-- Opening Marker --

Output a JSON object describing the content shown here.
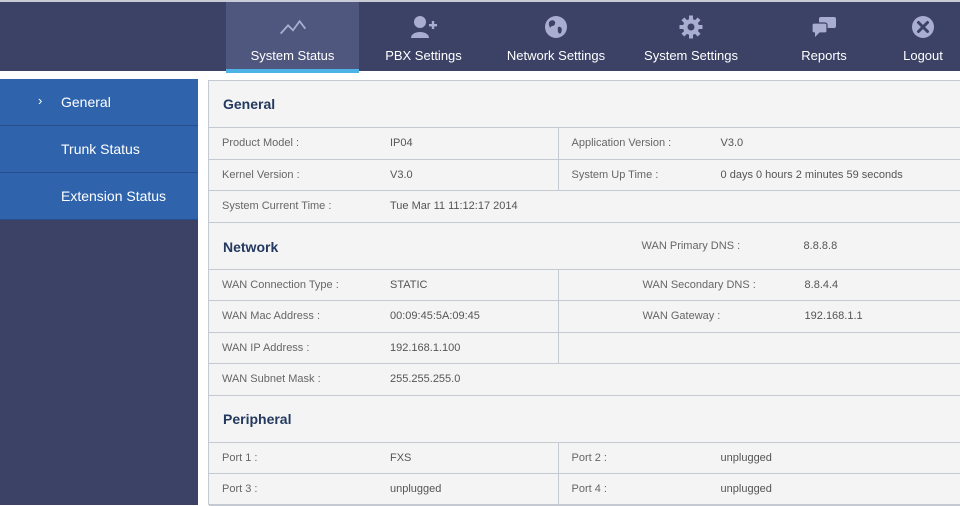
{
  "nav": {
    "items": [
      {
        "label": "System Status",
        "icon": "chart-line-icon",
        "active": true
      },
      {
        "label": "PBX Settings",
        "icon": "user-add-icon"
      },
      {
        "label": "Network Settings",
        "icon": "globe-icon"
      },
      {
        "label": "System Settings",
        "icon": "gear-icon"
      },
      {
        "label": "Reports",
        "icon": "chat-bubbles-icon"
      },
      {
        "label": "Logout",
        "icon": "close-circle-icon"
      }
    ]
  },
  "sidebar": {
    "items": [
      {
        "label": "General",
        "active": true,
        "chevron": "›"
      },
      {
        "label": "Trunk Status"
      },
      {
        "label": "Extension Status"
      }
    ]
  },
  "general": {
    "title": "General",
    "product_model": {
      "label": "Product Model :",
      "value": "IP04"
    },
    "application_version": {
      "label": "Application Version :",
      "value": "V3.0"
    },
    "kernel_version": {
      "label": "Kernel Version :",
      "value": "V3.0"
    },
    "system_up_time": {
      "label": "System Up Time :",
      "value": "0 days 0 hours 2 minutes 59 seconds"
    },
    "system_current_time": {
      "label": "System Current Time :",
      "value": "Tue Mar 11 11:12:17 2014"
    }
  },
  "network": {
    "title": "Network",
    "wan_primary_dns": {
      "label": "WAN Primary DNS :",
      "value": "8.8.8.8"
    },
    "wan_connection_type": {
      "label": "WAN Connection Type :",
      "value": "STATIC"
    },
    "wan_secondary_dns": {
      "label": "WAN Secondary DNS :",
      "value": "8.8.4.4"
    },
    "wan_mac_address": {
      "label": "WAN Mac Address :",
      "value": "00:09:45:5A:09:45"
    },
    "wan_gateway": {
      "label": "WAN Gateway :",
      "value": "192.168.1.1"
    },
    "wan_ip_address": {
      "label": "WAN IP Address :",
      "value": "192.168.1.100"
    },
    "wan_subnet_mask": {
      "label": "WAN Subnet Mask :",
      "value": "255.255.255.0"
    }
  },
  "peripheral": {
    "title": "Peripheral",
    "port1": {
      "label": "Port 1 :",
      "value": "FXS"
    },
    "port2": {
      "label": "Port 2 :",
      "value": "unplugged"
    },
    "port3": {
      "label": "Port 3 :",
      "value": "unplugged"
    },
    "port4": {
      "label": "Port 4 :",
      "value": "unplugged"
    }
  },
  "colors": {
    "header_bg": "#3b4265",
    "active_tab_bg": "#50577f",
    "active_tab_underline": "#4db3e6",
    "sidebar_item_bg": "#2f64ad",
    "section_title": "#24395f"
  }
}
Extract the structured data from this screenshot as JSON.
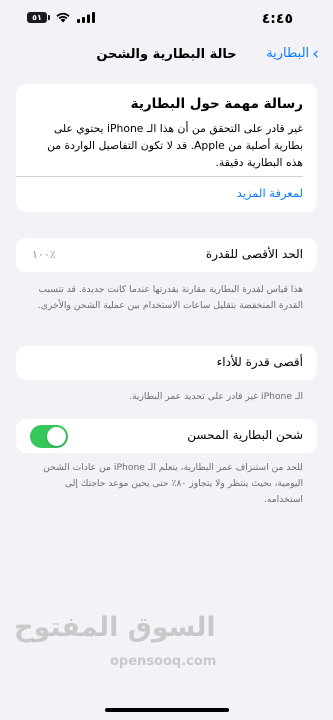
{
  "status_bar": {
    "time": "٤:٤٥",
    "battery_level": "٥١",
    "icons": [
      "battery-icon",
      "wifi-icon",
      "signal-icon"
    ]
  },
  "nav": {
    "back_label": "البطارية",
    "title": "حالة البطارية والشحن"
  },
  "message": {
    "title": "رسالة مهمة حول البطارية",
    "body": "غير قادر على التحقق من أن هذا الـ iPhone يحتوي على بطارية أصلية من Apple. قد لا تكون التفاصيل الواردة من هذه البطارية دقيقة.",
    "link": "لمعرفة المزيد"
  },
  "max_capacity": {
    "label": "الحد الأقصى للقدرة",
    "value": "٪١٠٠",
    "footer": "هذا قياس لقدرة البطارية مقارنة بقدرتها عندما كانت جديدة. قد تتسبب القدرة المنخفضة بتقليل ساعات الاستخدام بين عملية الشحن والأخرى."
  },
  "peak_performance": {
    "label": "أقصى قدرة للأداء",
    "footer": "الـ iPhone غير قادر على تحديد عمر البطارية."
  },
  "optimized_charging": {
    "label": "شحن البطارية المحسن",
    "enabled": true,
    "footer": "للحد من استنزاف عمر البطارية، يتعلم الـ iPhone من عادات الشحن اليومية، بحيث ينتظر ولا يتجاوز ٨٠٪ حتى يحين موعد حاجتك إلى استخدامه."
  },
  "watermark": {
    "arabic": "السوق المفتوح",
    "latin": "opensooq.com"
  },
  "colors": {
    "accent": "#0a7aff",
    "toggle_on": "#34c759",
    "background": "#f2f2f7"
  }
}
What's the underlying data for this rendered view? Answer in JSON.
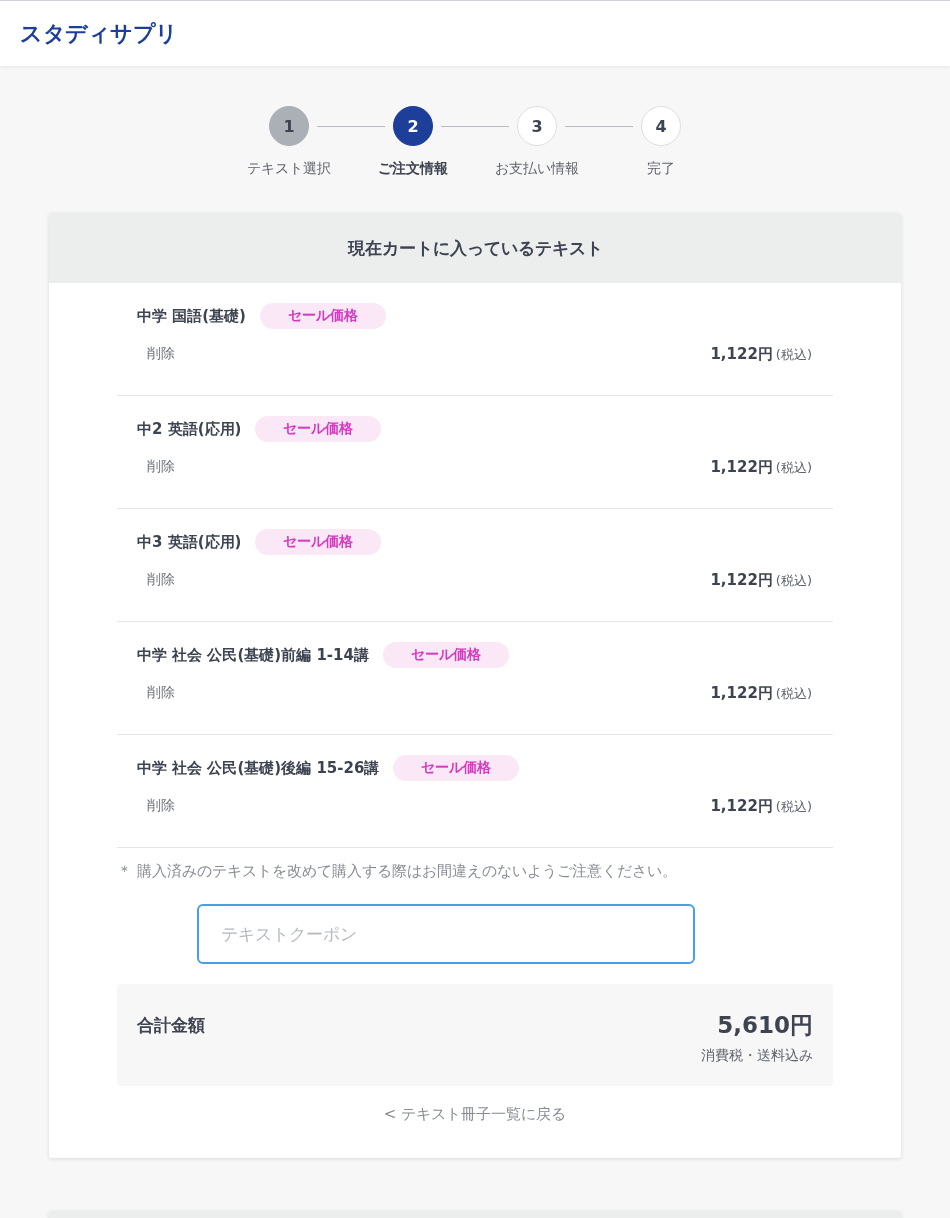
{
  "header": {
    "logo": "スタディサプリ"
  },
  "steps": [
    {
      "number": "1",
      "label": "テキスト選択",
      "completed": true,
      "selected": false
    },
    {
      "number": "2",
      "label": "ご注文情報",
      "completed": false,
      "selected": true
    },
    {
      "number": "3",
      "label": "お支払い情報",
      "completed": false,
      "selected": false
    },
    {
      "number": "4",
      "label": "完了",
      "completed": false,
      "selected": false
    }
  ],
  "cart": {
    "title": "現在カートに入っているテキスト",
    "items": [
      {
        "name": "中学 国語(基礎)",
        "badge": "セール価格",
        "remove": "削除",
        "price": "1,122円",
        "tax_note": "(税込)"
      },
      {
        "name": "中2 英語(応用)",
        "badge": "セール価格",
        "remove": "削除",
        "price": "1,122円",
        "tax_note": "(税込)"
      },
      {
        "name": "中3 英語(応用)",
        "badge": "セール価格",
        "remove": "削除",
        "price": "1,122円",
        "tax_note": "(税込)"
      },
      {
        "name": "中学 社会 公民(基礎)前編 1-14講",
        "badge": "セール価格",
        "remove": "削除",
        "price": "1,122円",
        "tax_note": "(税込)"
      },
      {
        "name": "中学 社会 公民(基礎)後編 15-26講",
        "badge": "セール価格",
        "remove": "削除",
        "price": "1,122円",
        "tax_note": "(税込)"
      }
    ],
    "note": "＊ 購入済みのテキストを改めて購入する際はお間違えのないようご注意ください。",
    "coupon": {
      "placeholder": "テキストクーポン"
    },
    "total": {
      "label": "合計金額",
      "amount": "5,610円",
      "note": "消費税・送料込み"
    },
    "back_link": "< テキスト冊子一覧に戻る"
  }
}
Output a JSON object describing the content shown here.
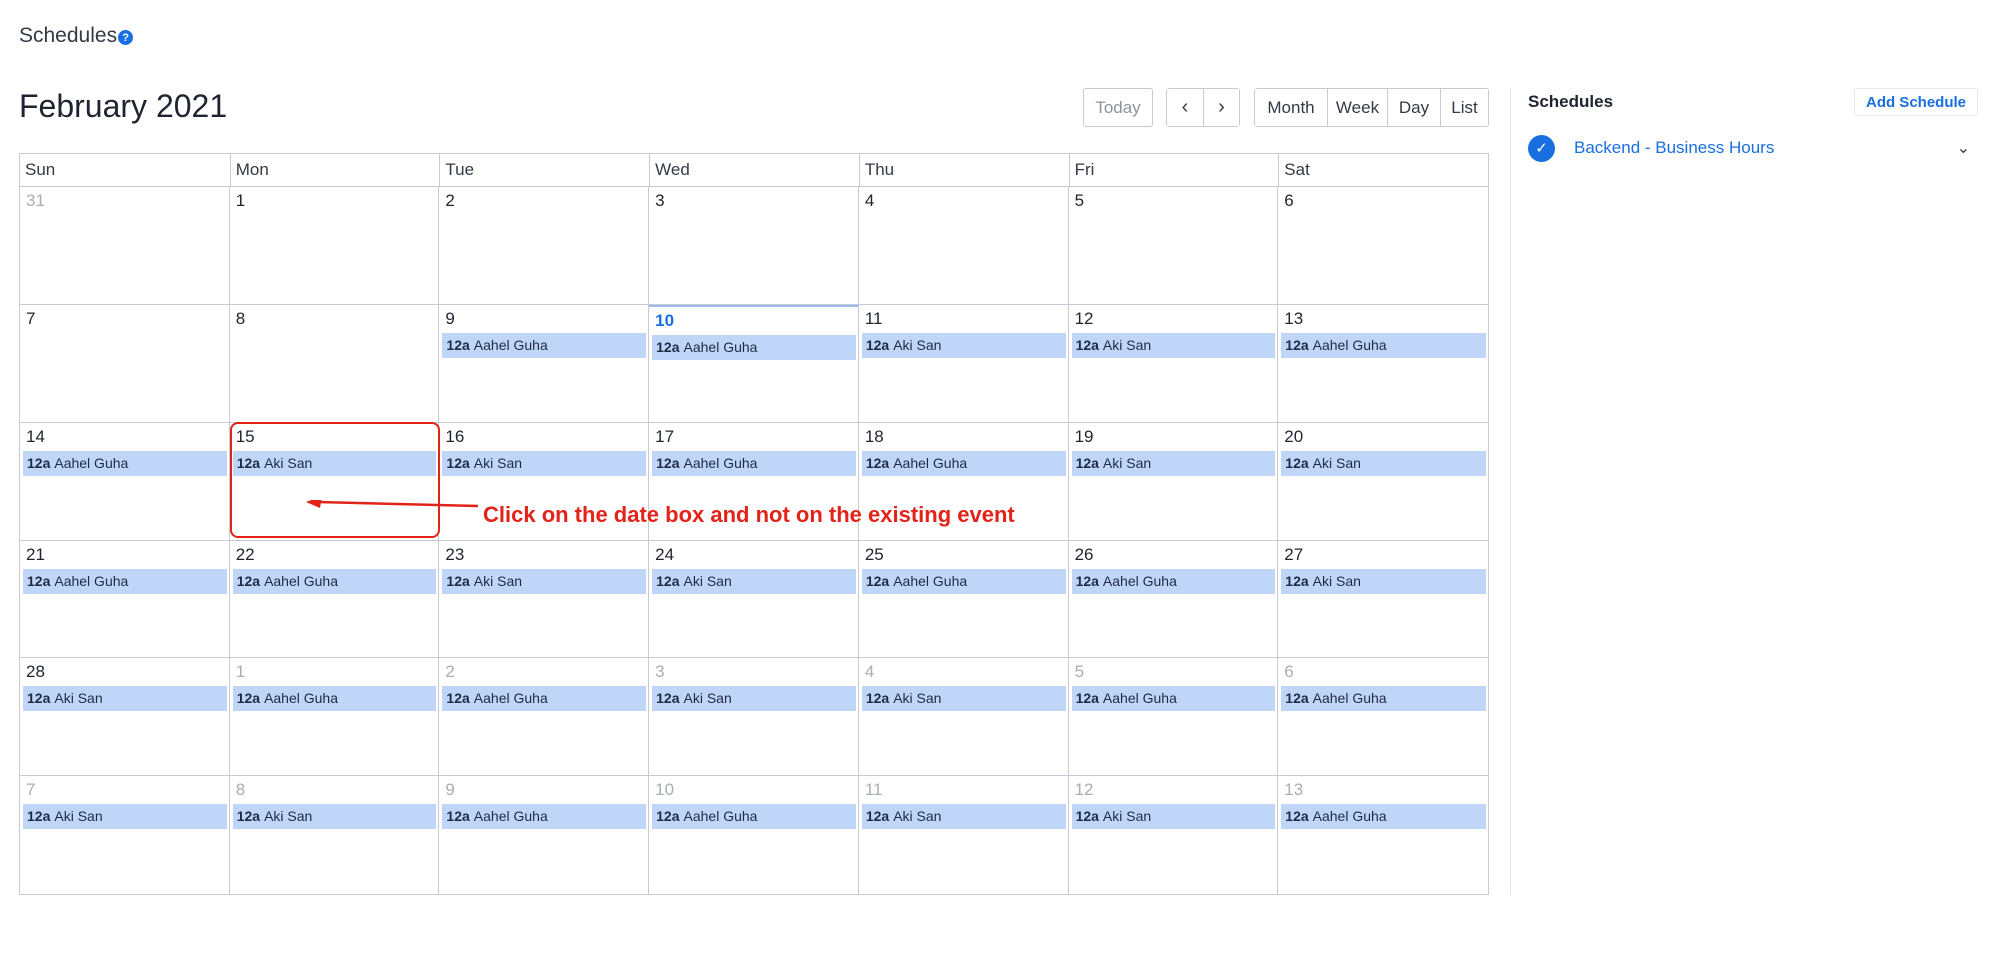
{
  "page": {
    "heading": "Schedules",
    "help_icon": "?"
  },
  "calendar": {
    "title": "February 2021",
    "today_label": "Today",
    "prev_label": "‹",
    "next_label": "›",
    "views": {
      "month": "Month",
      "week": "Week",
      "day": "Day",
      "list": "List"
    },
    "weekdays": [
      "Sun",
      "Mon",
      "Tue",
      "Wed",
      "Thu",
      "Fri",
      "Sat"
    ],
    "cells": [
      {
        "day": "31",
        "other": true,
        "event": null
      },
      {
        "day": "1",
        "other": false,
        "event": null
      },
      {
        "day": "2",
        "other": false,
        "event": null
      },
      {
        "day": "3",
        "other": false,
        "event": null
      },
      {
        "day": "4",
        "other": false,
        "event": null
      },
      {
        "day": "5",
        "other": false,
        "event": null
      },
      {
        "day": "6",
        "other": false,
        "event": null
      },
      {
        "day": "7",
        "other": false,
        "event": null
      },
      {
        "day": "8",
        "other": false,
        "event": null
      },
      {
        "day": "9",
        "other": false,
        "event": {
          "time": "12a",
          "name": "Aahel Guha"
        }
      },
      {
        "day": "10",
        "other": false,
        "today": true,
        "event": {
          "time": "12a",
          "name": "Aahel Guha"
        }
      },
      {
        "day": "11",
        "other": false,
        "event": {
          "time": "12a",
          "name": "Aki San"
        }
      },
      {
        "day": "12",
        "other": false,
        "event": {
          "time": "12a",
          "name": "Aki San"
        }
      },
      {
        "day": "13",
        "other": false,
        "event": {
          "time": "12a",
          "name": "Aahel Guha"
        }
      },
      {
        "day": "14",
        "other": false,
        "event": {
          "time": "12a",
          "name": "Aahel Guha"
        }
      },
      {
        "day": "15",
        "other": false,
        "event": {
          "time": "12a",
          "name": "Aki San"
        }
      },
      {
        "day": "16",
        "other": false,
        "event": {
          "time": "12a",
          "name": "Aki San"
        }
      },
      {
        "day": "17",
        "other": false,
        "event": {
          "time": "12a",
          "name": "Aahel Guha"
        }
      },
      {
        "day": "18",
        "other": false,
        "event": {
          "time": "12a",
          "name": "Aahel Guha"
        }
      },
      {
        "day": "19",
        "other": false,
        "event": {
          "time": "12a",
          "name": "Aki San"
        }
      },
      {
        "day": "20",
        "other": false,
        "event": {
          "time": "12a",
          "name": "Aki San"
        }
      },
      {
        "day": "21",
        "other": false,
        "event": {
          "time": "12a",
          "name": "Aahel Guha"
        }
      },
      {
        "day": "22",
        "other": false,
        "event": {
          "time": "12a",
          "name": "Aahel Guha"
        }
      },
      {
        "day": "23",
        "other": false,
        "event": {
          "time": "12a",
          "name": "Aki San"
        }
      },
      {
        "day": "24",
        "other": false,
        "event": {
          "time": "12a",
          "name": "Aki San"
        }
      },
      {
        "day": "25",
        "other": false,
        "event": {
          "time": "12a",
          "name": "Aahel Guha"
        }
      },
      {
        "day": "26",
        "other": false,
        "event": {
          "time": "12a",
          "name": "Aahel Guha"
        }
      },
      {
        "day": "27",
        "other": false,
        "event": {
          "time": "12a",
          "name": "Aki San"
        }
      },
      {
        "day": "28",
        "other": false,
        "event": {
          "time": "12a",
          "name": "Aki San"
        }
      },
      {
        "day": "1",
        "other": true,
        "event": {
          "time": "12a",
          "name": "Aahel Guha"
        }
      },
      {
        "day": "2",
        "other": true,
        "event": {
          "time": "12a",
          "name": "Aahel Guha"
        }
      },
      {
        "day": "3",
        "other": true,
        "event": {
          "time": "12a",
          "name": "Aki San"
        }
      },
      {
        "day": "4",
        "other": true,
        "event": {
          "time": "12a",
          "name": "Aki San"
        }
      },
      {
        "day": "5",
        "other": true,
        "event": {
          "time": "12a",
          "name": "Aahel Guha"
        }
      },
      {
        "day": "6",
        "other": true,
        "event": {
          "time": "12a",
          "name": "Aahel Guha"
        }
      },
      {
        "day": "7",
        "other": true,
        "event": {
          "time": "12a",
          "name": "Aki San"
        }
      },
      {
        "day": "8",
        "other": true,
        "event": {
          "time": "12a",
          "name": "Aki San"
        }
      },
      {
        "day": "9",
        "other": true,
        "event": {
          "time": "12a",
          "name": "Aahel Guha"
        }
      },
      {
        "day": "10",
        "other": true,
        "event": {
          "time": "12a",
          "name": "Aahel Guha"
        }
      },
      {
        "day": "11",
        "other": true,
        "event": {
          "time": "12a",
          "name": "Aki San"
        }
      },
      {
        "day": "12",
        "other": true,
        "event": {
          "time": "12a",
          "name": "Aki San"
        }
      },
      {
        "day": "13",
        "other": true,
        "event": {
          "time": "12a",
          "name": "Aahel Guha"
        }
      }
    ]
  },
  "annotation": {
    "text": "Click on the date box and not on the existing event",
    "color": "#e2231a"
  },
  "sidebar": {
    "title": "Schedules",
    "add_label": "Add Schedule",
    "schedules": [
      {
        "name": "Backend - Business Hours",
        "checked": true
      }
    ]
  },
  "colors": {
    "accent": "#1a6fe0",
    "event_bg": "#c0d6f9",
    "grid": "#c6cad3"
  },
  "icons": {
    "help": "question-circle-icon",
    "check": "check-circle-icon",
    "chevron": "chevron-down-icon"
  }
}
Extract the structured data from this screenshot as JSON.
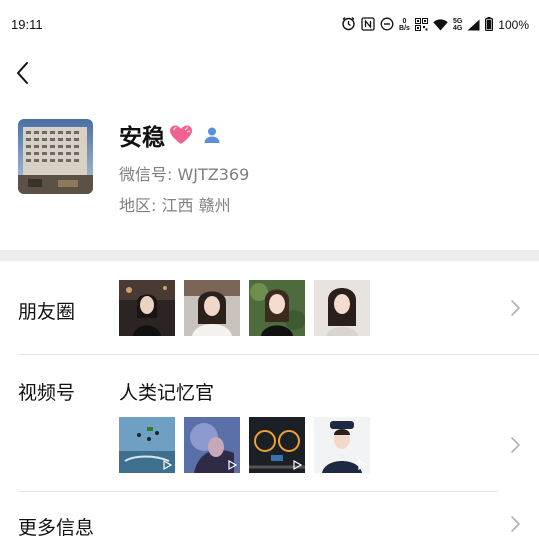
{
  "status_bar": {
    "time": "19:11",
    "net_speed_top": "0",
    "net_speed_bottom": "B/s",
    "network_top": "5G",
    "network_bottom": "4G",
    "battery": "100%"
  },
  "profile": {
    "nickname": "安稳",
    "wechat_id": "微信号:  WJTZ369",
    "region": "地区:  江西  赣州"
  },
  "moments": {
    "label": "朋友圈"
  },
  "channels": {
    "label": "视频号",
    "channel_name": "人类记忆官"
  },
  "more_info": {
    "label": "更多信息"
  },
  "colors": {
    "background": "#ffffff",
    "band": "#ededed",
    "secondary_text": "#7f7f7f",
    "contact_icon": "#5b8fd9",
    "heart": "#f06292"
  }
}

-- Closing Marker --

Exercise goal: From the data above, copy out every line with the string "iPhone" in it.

Response below:
    "body": "غير قادر على التحقق من أن هذا الـ iPhone يحتوي على بطارية أصلية من Apple. قد لا تكون التفاصيل الواردة من هذه البطارية دقيقة.",
    "footer": "الـ iPhone غير قادر على تحديد عمر البطارية."
    "footer": "للحد من استنزاف عمر البطارية، يتعلم الـ iPhone من عادات الشحن اليومية، بحيث ينتظر ولا يتجاوز ٨٠٪ حتى يحين موعد حاجتك إلى استخدامه."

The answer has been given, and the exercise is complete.